About a mile off the expressway, fresh pita bread is baking at Crescent Market. Well-stocked and neat-as-a-pin, the family-run market runs a pita-making operation in the back, turning out fresh, puffed loaves (the real deal!). There’s also an on-site Halal butcher, stunning and unique produce and 15 food aisles with rice, dried fruits, dairy, candies and gorgeous sticky, syrup-soaked baklava. Leave with a bag of warm, zataar-dusted flatbreads.

Crescent Market New Orleans
Making pita bread at Crescent Market. (©Isaac Arjonilla)

From there, head to Eclair Delicieux, neatly tucked in a tiny strip mall, food-spotting Latin and Vietnamese restaurants for future treks along the way. Chef Patty Dinh’s cases are full of gorgeous flan-topped cupcakes, waffle cookies, brûléed crêpe cakes or banana bread, nestled next to chocolates and loads of other innovative and interesting sweets.

Chef Patty Dinh, keeper of the flame at Eclair Delicieux. (©Isaac Arjonilla)

Not far away, rising from the earth like a cement phoenix, is the expansive building that houses Hong Kong Market. A tour of this place is a global food adventure. Pass through the giant sliding-glass doors, grab a handbasket and head to the right toward the deli.
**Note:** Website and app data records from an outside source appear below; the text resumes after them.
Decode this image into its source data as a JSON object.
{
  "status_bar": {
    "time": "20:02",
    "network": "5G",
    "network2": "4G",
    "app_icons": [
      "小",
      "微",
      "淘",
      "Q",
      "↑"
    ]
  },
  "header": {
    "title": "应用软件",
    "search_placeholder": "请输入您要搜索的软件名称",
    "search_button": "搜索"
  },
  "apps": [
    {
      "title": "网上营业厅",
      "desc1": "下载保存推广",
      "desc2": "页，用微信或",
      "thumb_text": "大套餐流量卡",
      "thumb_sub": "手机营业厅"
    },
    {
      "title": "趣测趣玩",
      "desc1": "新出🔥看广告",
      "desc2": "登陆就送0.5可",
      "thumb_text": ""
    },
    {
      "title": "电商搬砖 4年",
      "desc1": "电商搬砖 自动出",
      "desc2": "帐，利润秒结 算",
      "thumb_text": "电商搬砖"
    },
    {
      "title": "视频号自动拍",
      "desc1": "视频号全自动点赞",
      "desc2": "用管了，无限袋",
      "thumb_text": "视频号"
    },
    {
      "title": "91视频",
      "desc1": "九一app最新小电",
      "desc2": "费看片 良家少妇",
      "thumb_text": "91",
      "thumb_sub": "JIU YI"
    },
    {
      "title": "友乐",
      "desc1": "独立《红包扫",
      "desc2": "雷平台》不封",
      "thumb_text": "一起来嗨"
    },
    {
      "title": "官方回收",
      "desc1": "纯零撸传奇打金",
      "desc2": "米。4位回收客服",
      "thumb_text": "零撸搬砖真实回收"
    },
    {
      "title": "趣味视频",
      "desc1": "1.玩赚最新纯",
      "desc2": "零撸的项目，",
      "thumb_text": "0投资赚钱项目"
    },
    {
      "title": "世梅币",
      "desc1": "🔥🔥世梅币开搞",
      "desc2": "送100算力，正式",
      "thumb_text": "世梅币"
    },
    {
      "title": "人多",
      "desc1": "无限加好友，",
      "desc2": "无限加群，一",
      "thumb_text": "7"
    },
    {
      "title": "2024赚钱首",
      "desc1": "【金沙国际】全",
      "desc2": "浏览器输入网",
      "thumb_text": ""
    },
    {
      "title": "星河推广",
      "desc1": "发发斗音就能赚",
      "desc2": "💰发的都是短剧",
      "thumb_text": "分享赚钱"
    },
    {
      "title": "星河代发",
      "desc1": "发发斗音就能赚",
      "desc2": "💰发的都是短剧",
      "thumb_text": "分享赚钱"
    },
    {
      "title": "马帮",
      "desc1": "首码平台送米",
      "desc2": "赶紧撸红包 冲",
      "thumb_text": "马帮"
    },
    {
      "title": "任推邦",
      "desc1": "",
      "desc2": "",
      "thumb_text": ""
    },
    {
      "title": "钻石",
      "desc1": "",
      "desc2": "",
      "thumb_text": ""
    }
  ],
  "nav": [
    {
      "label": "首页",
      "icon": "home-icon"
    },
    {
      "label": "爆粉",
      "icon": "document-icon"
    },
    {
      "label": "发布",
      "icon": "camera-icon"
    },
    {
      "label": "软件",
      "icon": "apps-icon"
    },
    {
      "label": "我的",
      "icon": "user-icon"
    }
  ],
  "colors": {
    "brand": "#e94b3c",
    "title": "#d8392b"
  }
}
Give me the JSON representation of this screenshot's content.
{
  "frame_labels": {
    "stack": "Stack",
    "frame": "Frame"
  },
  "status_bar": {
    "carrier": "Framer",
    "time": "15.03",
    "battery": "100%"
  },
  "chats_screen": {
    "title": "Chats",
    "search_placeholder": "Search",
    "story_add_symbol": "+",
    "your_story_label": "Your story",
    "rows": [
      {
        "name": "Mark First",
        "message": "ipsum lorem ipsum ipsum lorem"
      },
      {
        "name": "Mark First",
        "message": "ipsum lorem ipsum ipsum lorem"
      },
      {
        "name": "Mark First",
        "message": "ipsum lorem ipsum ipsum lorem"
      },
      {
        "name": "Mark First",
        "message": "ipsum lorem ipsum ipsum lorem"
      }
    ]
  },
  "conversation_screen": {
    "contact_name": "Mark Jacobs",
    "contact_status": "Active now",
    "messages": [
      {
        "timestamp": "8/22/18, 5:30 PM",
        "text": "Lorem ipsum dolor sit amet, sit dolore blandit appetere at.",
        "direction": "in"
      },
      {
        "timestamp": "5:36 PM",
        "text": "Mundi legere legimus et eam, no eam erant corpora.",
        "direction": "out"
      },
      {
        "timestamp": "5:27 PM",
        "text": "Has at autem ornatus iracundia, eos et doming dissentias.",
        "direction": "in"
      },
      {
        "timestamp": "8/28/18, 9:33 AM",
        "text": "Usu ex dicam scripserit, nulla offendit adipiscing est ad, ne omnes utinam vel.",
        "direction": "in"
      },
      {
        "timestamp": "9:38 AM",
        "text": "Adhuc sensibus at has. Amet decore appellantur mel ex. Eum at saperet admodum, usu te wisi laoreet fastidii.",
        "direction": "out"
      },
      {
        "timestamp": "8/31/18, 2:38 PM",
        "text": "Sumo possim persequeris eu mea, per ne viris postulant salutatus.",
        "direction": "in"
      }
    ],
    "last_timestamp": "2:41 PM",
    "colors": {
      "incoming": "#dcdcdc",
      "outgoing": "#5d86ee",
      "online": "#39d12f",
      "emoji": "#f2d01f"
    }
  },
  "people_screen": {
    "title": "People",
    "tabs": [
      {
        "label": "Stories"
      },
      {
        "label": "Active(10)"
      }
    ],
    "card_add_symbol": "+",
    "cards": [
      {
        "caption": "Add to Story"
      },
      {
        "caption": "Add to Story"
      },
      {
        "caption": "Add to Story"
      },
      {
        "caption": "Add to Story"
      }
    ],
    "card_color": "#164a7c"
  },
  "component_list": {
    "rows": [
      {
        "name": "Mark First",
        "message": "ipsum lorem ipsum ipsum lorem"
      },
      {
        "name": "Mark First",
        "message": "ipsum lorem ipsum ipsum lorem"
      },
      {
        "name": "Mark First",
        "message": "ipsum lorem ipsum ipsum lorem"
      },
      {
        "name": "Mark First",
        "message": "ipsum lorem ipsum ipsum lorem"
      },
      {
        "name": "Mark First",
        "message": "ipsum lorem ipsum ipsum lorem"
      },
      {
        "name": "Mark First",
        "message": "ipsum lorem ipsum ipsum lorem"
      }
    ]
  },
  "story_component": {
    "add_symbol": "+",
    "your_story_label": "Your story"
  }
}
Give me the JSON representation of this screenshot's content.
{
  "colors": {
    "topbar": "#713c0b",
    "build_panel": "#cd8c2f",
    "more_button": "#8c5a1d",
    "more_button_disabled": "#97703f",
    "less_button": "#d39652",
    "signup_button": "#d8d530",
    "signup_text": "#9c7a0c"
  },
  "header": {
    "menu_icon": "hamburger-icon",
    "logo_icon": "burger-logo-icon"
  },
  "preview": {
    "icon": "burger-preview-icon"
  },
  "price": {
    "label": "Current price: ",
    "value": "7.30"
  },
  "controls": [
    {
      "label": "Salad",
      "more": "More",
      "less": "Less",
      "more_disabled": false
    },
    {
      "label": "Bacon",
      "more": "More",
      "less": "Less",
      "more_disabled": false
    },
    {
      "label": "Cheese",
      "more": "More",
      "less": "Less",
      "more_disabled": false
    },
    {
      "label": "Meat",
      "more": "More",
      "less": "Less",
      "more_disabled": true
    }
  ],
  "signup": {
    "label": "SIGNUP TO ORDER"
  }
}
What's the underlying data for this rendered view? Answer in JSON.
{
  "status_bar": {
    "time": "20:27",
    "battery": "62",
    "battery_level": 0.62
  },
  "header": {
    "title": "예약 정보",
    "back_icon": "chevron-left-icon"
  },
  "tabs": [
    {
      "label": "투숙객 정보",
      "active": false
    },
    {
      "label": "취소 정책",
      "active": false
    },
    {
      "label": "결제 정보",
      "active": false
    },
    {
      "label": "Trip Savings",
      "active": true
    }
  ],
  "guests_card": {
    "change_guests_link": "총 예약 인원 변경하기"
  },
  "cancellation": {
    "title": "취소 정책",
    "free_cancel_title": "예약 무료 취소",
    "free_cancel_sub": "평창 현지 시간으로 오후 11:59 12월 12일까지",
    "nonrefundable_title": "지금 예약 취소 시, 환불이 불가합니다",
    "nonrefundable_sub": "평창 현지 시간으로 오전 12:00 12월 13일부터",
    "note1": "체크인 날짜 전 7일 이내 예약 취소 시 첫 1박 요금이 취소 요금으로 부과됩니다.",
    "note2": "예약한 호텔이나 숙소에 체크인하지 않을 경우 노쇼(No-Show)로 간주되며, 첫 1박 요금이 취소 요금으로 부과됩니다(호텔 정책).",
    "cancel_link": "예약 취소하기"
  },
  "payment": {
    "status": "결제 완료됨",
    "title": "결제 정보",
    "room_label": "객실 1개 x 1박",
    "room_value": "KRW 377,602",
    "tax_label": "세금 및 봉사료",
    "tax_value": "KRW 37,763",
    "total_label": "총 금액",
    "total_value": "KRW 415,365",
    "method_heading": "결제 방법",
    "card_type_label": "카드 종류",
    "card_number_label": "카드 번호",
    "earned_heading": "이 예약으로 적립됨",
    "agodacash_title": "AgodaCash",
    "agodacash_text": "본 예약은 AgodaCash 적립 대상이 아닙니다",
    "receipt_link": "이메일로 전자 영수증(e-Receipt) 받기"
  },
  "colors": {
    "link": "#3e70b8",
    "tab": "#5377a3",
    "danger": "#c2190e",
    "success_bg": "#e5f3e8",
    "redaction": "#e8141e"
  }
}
Gawk at the barbecued duck and other cooked meats, wander among the packaged foodstuffs and steamed rice-flour buns and aisle after aisle of kitchen gadgets, cans, jars and bottled goods from across several continents, before hitting the wild snacks/sweets section, the vast produce department with intriguing fruits and vegetables, a forest of herbs and a mini café selling tiny Vietnamese banh xeo (stuffed crepes). Plan to be here a while, but save room…there’s more. 

Hong Kong Market New Orleans
The wild world of fruit drinks at Hong Kong Market. (©Isaac Arjonilla)

Just alongside the Mississippi River, truly on its west bank, is Algiers Point, an old, venerated neighborhood that has long been dotted with great architecture, cafés, bars and coffee shops. Missing until now has been a market.

Several months in, Faubourg Fresh Market broaches the grocery store game, albeit gently. The stash is predominately locally sourced meats, breads, jams, spices, pickles and some prepared foods (get anything from the Thali Llama), mixed in with some usual grocery goods. A continuing work in progress, the number of stocked items grows daily, and the addition of locally made soaps and other crafts makes for neighborhood-market magic.

Faubourg Fresh Market New Orleans
Locally roasted coffee at Faubourg Fresh Market. (©Isaac Arjonilla)

Go east for a trip across the river to New Orleans’ Westbank, and explore the broad food heritage that makes up the city’s cultural gumbo. Stir the pot, shop the markets, eat the food. Fork in hand, laissez les bons temps rouler.